In the 1940s and 1950s, synthetic polymers became very popular. These man-made materials were designed to be cheap and durable and soon began replacing metals and glass in everything from automobiles and airplanes to bottles and dishes.
These materials – plastics – are the cause of a vast global burden created by their disposal after brief use. Over the past few decades, the mismatch between material and product life span has built up plastic waste in landfills and natural environments, in all the oceans of the world, and in the most far-flung corners of the globe.
The environmental effects of plastic waste and the declining popularity of plastics have created a major incentive for scientists to develop new materials with two conflicting requirements: they must be durable, but degradable on command. Put another way, scientists are in search of polymers with a built-in self-destruct mechanism.

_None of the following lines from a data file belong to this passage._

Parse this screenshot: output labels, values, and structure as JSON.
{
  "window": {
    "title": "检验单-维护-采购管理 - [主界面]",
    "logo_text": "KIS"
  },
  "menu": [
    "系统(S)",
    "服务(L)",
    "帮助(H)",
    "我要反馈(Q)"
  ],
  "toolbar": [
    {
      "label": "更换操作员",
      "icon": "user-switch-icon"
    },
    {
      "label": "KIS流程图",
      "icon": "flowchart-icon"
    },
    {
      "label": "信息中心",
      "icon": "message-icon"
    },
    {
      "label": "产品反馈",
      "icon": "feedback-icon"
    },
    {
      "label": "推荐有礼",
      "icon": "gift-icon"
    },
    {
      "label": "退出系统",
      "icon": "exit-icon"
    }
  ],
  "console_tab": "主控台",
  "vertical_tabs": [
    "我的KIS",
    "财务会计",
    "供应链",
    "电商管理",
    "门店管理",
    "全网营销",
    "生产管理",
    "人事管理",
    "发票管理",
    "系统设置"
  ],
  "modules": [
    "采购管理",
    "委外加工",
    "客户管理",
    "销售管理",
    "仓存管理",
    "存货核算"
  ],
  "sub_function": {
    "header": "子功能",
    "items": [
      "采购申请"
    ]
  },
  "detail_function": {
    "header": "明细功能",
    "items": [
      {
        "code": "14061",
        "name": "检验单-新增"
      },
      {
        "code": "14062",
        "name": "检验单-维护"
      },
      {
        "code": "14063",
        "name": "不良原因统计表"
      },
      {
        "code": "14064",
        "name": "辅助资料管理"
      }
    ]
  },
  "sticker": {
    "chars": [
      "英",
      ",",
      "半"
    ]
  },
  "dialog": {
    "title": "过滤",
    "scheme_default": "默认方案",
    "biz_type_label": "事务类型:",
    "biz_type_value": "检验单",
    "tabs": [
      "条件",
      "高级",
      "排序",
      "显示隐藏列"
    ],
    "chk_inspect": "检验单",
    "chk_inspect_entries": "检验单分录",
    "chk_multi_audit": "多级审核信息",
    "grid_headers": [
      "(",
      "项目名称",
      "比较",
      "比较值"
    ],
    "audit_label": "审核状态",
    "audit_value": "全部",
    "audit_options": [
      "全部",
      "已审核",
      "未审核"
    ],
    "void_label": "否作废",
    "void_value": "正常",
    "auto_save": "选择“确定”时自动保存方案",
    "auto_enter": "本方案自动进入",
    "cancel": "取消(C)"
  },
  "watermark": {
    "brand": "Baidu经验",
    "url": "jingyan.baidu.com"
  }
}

Polymers (the word comes from the Greek for “many parts”) are long chains of identical molecules. The ones in common use are ones that are very hard to take apart. The new research is looking at inherently unstable polymers that are somehow forced to stay together until something triggers them to come apart (or unzip, people like to say.) Researchers at the University of Illinois at Urbana-Champaign have demonstrated a plastic that contains a special light-sensitive dye. When exposed to strong ultra-violet light, the plastic literally falls apart.
There are many possible uses for self-destructing plastics. For example, the approach could produce adhesives that can be turned off. Using unzipping polymers could lead to fully-recyclable products, but consumers will still have to play their part. One thing is certain about plastics at this point, the status quo is not acceptable.
Photo, posted November 24, 2007, courtesy of Matt Montagne via Flickr.